In the entries below, the word "placeholder" appears on some lines. Copy each of those lines.

Records from a data collection:
==============================

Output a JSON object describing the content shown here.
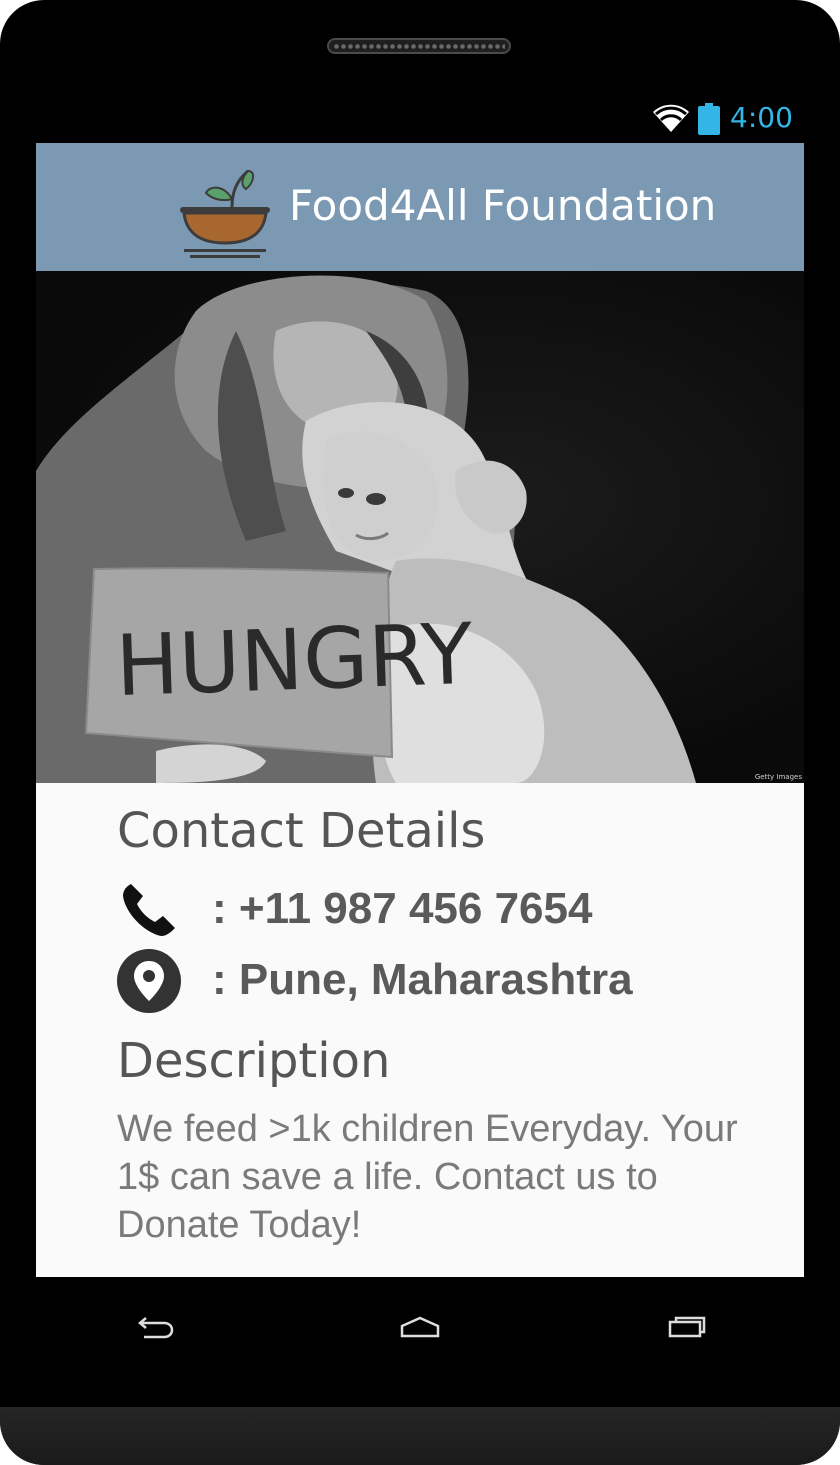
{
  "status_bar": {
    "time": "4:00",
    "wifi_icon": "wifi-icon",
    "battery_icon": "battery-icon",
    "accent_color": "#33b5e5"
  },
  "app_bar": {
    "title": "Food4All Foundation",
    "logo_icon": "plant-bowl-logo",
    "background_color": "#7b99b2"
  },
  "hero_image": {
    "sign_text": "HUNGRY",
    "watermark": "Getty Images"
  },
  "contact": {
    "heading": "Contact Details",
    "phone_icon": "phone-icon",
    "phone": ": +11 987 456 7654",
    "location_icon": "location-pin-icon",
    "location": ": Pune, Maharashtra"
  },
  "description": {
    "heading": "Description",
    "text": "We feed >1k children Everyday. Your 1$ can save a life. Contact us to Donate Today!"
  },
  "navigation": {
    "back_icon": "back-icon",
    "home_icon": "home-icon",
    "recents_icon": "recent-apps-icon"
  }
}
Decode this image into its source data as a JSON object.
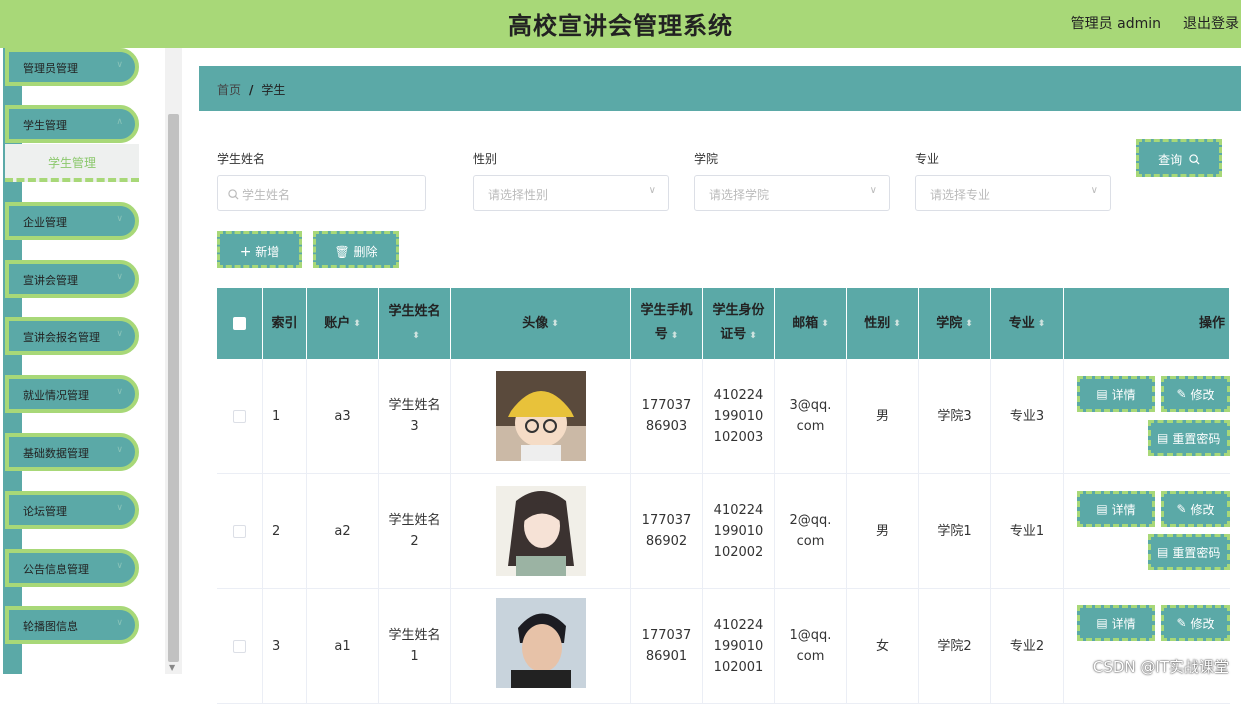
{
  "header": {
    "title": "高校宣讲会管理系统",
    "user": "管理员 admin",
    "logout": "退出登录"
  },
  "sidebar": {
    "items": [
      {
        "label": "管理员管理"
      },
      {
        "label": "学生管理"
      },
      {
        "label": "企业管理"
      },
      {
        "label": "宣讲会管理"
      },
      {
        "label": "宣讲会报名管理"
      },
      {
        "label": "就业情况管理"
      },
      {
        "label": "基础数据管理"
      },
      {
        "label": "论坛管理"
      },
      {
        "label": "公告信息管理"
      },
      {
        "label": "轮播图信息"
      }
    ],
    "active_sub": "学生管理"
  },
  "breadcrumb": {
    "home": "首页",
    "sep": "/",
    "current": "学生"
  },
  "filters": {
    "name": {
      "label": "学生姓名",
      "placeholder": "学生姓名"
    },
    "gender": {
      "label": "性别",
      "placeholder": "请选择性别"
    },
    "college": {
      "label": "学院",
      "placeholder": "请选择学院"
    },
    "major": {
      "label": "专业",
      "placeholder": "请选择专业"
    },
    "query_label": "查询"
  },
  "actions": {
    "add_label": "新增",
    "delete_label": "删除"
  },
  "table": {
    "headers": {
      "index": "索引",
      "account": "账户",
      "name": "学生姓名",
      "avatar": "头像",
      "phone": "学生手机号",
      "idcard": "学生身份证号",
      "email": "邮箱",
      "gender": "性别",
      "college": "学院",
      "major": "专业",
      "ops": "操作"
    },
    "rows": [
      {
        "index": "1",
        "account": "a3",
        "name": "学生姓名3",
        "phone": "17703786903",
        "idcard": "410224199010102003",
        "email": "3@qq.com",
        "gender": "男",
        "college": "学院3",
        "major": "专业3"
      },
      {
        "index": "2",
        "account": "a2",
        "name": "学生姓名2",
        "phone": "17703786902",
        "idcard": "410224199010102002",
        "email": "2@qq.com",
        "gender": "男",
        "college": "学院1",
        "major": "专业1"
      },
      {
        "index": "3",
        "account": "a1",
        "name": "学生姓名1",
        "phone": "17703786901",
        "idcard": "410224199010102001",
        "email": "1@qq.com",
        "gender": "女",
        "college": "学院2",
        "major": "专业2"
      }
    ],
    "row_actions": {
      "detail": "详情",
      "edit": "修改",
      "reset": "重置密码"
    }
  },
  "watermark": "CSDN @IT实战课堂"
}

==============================

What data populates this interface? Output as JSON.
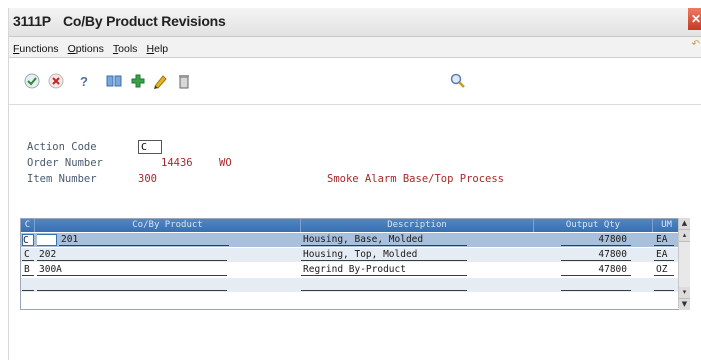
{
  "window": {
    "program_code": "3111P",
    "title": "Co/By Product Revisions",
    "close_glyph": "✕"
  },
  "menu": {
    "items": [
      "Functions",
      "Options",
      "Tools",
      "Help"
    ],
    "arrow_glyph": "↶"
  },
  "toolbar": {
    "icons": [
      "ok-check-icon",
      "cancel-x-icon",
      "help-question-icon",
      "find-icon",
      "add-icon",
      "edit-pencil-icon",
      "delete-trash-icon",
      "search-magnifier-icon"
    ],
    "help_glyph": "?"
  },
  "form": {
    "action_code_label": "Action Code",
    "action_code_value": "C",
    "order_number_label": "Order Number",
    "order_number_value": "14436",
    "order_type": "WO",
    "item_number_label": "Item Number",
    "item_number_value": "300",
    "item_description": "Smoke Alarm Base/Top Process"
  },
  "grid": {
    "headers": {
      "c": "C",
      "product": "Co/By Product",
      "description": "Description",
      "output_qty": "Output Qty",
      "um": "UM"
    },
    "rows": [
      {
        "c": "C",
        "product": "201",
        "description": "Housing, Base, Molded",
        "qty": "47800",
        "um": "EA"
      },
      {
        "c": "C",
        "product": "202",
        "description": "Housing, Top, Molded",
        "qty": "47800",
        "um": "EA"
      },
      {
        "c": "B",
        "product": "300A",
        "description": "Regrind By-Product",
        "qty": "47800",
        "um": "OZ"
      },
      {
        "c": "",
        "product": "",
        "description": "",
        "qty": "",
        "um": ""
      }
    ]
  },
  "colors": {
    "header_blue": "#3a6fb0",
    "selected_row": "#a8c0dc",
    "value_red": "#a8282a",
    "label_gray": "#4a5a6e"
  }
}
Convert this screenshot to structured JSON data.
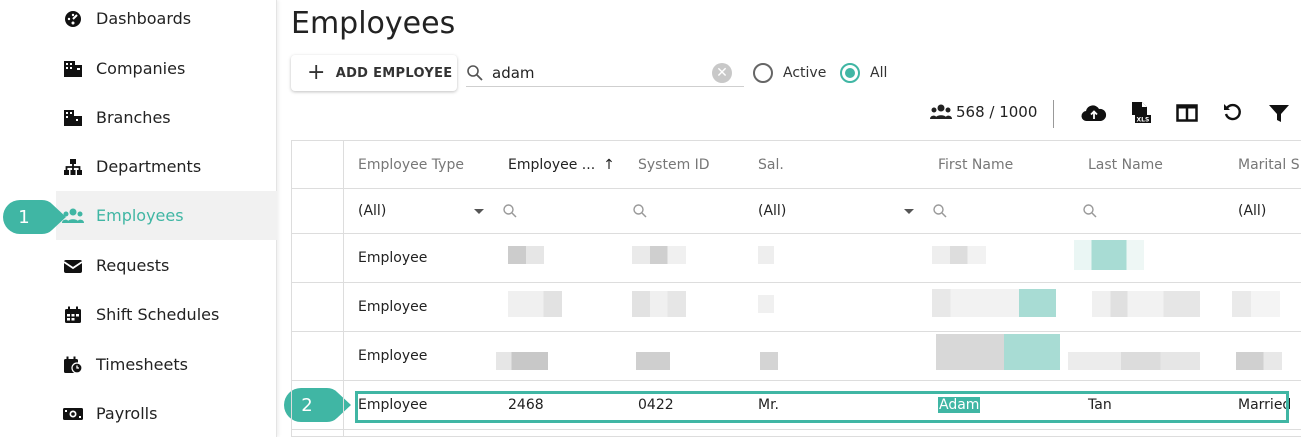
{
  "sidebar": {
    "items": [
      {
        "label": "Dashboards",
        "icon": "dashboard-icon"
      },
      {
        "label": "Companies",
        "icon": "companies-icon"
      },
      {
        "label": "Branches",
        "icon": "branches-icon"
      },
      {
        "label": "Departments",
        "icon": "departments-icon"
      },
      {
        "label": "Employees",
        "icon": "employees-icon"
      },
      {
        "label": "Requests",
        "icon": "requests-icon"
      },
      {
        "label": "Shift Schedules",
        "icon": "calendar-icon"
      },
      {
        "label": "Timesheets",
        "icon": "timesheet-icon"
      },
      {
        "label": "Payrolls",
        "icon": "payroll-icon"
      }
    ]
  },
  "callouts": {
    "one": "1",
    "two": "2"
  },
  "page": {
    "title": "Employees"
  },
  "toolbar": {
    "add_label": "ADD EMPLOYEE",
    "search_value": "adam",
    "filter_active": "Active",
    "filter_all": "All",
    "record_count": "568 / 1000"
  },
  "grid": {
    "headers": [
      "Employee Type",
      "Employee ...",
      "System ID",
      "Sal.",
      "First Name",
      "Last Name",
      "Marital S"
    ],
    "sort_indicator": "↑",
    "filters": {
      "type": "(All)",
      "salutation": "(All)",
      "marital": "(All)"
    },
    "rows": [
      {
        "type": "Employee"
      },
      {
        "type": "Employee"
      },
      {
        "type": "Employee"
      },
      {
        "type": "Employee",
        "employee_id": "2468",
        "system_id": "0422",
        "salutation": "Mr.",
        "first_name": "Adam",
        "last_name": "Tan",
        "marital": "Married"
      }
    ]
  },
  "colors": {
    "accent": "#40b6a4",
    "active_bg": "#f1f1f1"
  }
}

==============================

**Answer to this exercise:**
      "placeholder": "学生姓名"
      "placeholder": "请选择性别"
      "placeholder": "请选择学院"
      "placeholder": "请选择专业"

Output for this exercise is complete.